**Task to complete**
Give back the full data, retyped precisely.

**Task input**
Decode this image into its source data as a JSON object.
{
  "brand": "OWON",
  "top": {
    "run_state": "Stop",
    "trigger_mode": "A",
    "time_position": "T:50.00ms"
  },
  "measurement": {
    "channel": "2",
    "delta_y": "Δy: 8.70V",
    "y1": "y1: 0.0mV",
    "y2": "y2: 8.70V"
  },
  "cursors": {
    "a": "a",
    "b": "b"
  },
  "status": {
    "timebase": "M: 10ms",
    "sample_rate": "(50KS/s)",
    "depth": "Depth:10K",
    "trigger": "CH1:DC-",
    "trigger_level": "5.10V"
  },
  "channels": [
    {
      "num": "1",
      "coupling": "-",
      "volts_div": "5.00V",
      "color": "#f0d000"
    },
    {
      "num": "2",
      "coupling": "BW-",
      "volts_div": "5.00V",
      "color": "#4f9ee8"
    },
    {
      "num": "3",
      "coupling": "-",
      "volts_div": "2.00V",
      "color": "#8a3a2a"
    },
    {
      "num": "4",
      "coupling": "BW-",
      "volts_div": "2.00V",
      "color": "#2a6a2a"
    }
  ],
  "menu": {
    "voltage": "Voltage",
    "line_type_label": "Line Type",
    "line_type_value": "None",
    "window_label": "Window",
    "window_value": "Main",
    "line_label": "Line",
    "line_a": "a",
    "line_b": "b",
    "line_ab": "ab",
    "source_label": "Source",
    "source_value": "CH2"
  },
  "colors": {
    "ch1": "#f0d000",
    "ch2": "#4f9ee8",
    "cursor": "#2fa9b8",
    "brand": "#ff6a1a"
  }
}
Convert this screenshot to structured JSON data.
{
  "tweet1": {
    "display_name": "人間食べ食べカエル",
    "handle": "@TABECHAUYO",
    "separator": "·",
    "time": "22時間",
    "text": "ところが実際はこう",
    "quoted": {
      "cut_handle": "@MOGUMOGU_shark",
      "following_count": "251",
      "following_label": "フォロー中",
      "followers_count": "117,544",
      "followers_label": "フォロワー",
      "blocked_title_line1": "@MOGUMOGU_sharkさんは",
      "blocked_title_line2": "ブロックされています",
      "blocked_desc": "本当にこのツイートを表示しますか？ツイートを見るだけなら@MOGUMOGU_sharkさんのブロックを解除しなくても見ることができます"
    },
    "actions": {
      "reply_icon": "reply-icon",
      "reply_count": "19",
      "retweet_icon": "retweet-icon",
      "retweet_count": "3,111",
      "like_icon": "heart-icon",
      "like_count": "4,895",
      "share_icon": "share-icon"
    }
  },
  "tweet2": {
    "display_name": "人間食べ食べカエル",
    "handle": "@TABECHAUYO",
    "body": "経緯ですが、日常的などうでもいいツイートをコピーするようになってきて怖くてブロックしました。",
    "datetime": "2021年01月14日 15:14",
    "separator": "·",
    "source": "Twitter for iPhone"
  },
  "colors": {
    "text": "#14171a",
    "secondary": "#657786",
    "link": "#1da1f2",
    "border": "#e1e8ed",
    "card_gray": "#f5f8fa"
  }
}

**Solved exercise**
Decode this image into its source data as a JSON object.
{
  "brand": "OWON",
  "top": {
    "run_state": "Stop",
    "trigger_mode": "A",
    "time_position": "T:50.00ms"
  },
  "measurement": {
    "channel": "2",
    "delta_y": "Δy: 8.70V",
    "y1": "y1: 0.0mV",
    "y2": "y2: 8.70V"
  },
  "cursors": {
    "a": "a",
    "b": "b"
  },
  "status": {
    "timebase": "M: 10ms",
    "sample_rate": "(50KS/s)",
    "depth": "Depth:10K",
    "trigger": "CH1:DC-",
    "trigger_level": "5.10V"
  },
  "channels": [
    {
      "num": "1",
      "coupling": "-",
      "volts_div": "5.00V",
      "color": "#f0d000"
    },
    {
      "num": "2",
      "coupling": "BW-",
      "volts_div": "5.00V",
      "color": "#4f9ee8"
    },
    {
      "num": "3",
      "coupling": "-",
      "volts_div": "2.00V",
      "color": "#8a3a2a"
    },
    {
      "num": "4",
      "coupling": "BW-",
      "volts_div": "2.00V",
      "color": "#2a6a2a"
    }
  ],
  "menu": {
    "voltage": "Voltage",
    "line_type_label": "Line Type",
    "line_type_value": "None",
    "window_label": "Window",
    "window_value": "Main",
    "line_label": "Line",
    "line_a": "a",
    "line_b": "b",
    "line_ab": "ab",
    "source_label": "Source",
    "source_value": "CH2"
  },
  "colors": {
    "ch1": "#f0d000",
    "ch2": "#4f9ee8",
    "cursor": "#2fa9b8",
    "brand": "#ff6a1a"
  }
}
Convert this screenshot to structured JSON data.
{
  "tweet1": {
    "display_name": "人間食べ食べカエル",
    "handle": "@TABECHAUYO",
    "separator": "·",
    "time": "22時間",
    "text": "ところが実際はこう",
    "quoted": {
      "cut_handle": "@MOGUMOGU_shark",
      "following_count": "251",
      "following_label": "フォロー中",
      "followers_count": "117,544",
      "followers_label": "フォロワー",
      "blocked_title_line1": "@MOGUMOGU_sharkさんは",
      "blocked_title_line2": "ブロックされています",
      "blocked_desc": "本当にこのツイートを表示しますか？ツイートを見るだけなら@MOGUMOGU_sharkさんのブロックを解除しなくても見ることができます"
    },
    "actions": {
      "reply_icon": "reply-icon",
      "reply_count": "19",
      "retweet_icon": "retweet-icon",
      "retweet_count": "3,111",
      "like_icon": "heart-icon",
      "like_count": "4,895",
      "share_icon": "share-icon"
    }
  },
  "tweet2": {
    "display_name": "人間食べ食べカエル",
    "handle": "@TABECHAUYO",
    "body": "経緯ですが、日常的などうでもいいツイートをコピーするようになってきて怖くてブロックしました。",
    "datetime": "2021年01月14日 15:14",
    "separator": "·",
    "source": "Twitter for iPhone"
  },
  "colors": {
    "text": "#14171a",
    "secondary": "#657786",
    "link": "#1da1f2",
    "border": "#e1e8ed",
    "card_gray": "#f5f8fa"
  }
}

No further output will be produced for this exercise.